That first day of 1L year is coming up and that means a whole bunch of new dos and don'ts to learn.
Law school is a social universe unto itself complete with stereotypes and status markers. Each 1L class is subdivided into small sections of 100 students or less. During the first year, you'll spend a lot of time with those people so it's important to make a good impression.
Within the world of law school that means more than looking your best. You'll see what we mean.
Don't get a rolling backpack. Yes, law texts are heavy but unless you have a real back problem you don't need one of these. Plus, you look silly pushing it around the hallways and carrying it up the stairs. If you want to avoid the high school backpack look, get yourself a nice briefcase or a roomy laptop bag.
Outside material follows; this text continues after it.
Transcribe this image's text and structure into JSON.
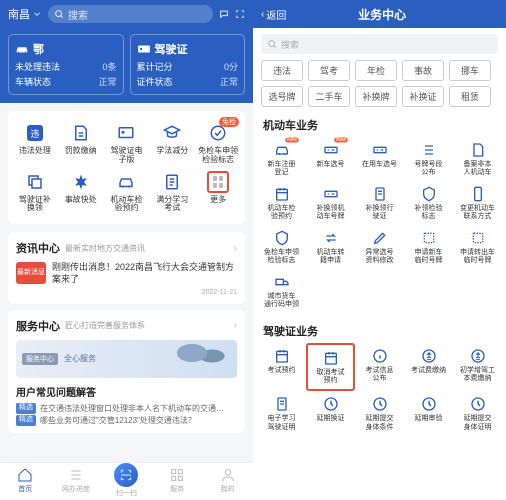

- Don't ask gunner questions. Raising your hand just to show off your knowledge is so annoying there's even a name for it. Gunner. Your classmates will not like gunners. If you want to impress the professor, save up those non-essential questions for office hours and let everyone learn in peace during class.
- Don't surf porn or extremist websites in class. During boring classes it's OK to surf the Internet but keep in mind that everyone behind you can see your screen. Some people may be trying to pay attention so keep distractions to a minimum. Avoid flashy sites and definitely keep it within the Safe-For-Work realm.
- Don't buy the Bluebook. The law student's bible of legal citations is an important asset for any kind of legal writing but you don't have to buy a paper copy. Chances are they'll publish an updated copy while you're still in law school so consider paying for the online version instead.
- Don't be rude to your classmates. The people you graduate law school with could be your colleagues for the rest of your legal career. When your resume comes to the top of the pile for a cushy transfer position at a new firm, you don't want someone to say, "Oh, she was a jerk." Start cultivating a good reputation now.
Law school is after all a professional training ground. Avoid these don'ts and act like a professional from day one of 1L year and by the time you graduate, you'll be ready for anything.
You Don’t Have To Solve This on Your Own – Get a Lawyer’s Help
Meeting with a lawyer can help you understand your options and how to best protect your rights. Visit our attorney directory to find a lawyer near you who can help.